Watching this gorgeous movie at home makes me wish I were instead watching it on the big screen at one of my favorite cinemas, the Austin Film Society* . They have a special gin & tonic on their lobby menu that pairs perfectly with this angsty French love story. While watching Jules and Jim, I recommend drinking the AFS Gin & Tonic.

AFS Gin & Tonic

2 oz Dry Gin

¼ oz Lillet Rose

½ oz Lime Juice

4 oz Elderflower Tonic (I use Fever Tree)

Lime Wheel/Juniper berries for garnish

Combine Gin, Lillet, and lime juice in a shaker filled with ice. Stir to combine and chill, then strain into a glass filled with ice. Top with Elderflower tonic, garnish with lime wheel and juniper berries.

Lillet Gin & Tonic

As with most French New Wave films, lead actress Jeanne Moreau is sexy, cool, funny, and real. Jules and Jim are somewhat forgettable, but Catherine is a woman ahead of her time. This film was made in the 1960s, takes place in 1914-1920s, but feels completely relevant to the 2020s. Let’s touch toes and toast to this unconventional, enduring masterpiece. Cheers!

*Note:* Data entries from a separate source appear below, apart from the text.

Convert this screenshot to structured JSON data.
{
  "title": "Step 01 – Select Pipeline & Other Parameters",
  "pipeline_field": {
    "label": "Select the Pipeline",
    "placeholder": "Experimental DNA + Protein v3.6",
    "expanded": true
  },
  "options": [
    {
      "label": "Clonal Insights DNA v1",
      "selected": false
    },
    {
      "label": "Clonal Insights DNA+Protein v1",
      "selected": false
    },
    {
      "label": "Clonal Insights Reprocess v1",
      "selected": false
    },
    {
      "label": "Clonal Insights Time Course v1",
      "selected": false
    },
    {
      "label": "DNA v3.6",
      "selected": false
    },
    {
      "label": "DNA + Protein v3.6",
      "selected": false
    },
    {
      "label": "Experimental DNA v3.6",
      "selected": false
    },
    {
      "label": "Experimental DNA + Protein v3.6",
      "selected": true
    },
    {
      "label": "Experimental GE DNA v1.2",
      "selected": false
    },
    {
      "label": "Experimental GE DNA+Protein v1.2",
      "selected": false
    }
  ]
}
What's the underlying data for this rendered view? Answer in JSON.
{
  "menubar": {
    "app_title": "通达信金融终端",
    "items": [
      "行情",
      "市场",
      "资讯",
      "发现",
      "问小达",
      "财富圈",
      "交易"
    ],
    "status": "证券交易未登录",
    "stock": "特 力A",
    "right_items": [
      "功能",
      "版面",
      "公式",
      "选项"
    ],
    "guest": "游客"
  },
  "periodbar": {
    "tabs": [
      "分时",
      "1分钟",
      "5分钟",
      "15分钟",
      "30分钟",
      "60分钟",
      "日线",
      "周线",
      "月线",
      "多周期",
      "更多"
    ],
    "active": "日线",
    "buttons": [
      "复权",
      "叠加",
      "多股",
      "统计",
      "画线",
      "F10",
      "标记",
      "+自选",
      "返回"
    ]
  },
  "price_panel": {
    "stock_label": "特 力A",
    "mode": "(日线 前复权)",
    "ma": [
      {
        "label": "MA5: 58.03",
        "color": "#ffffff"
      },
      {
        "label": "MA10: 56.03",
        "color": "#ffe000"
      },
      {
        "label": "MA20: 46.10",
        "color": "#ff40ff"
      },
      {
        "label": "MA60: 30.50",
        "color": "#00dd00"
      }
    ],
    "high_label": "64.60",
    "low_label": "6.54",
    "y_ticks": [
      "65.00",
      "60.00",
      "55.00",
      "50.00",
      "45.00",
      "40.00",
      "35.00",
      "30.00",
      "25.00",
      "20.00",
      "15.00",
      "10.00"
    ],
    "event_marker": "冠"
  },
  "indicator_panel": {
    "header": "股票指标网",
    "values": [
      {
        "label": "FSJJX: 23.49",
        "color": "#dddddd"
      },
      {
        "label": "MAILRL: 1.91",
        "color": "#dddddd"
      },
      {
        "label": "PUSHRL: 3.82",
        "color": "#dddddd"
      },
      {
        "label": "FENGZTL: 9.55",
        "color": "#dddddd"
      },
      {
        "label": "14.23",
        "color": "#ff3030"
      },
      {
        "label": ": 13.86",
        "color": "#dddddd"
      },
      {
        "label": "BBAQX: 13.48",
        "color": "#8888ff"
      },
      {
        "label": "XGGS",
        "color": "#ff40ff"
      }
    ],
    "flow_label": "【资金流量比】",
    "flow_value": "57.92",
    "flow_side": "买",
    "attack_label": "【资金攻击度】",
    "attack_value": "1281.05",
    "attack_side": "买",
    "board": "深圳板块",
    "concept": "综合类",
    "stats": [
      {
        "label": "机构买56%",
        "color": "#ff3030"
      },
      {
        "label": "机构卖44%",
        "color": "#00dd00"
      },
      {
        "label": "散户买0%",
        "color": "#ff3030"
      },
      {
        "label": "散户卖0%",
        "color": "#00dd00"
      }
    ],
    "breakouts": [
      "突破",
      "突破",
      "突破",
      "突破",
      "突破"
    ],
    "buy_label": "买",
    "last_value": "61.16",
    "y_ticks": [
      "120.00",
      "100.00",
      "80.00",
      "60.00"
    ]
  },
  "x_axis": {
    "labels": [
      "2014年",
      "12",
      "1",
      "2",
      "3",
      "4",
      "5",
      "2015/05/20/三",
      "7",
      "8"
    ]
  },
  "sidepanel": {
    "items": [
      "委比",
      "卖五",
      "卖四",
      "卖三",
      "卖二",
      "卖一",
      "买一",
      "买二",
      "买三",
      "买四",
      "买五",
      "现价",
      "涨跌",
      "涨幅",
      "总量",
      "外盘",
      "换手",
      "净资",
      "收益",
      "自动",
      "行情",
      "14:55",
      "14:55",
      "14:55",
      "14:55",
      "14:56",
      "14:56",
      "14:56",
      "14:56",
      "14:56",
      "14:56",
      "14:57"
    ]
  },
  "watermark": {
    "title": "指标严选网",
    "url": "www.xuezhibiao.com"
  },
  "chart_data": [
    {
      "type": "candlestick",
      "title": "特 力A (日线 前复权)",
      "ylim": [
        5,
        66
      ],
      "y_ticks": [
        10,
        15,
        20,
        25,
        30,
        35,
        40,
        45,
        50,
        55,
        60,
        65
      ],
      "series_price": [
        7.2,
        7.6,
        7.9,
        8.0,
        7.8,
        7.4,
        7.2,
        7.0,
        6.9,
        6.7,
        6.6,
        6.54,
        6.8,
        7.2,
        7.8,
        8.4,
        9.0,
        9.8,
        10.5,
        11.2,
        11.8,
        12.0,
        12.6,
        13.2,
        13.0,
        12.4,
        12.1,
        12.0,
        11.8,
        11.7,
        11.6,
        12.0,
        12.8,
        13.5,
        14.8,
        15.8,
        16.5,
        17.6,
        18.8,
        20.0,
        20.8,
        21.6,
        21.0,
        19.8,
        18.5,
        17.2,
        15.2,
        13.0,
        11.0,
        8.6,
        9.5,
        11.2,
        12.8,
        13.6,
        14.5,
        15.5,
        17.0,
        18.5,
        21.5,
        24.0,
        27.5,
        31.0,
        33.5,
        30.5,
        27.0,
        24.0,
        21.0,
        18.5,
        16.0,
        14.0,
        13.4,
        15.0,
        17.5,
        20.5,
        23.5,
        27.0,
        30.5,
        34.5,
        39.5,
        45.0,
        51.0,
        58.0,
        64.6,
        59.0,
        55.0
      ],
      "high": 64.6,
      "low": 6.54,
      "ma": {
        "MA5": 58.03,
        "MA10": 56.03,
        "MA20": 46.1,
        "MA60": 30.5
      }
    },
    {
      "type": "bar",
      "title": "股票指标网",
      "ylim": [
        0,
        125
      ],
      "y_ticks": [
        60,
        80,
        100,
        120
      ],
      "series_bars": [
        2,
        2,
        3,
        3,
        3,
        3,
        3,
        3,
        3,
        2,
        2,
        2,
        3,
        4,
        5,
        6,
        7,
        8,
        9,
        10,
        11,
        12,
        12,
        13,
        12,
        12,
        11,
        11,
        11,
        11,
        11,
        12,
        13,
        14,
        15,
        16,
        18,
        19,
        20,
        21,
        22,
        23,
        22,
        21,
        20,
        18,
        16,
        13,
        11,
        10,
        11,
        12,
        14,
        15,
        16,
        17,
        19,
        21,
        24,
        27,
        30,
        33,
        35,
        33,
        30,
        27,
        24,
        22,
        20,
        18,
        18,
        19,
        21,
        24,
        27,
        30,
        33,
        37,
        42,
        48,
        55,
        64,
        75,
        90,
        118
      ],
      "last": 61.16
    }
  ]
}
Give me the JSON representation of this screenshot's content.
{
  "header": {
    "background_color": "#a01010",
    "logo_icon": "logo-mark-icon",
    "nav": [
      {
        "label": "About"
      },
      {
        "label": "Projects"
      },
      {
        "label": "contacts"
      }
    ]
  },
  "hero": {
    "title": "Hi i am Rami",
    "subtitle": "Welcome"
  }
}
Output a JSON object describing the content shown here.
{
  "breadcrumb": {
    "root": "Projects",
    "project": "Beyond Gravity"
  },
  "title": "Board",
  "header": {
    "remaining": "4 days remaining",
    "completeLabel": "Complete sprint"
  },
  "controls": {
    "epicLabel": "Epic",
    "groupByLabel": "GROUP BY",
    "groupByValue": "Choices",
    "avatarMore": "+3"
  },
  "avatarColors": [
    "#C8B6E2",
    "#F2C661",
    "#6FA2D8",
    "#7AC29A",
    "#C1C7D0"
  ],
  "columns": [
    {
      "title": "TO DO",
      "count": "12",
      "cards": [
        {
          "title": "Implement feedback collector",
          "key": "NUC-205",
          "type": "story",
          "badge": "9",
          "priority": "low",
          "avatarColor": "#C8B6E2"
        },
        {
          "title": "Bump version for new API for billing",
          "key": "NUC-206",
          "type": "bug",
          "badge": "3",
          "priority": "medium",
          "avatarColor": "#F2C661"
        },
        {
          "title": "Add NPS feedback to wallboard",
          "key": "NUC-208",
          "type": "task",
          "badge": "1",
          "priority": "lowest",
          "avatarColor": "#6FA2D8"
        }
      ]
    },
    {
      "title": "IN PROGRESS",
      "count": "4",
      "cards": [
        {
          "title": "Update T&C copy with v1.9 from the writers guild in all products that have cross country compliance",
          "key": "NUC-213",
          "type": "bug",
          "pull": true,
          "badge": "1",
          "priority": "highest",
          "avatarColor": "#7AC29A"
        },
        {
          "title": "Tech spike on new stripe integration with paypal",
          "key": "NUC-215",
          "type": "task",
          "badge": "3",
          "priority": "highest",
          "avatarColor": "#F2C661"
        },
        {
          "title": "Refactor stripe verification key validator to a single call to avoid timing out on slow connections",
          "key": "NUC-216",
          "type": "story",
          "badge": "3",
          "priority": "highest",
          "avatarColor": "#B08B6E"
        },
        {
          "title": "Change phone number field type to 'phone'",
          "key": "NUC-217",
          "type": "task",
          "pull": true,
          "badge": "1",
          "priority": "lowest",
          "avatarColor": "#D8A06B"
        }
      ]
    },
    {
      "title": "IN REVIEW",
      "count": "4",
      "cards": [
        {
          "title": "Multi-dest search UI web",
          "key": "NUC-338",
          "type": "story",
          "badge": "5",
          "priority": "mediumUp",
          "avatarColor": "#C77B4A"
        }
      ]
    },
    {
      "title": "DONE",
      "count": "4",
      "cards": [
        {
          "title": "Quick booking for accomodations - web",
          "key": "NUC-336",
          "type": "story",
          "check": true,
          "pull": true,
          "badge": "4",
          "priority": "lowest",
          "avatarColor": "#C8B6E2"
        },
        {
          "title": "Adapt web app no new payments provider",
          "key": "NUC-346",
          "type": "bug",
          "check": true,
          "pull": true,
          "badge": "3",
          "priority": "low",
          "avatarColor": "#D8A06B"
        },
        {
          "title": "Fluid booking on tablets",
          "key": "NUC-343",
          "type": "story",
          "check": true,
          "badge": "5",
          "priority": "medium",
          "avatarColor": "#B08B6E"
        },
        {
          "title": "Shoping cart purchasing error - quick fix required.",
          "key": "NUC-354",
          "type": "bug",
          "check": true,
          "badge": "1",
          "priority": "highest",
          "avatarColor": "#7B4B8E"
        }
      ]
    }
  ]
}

*If you’re a supporter of indie film, please consider donating to the Austin Film Society so we can all enjoy films and cocktails after the COVID-19 pandemic is behind us.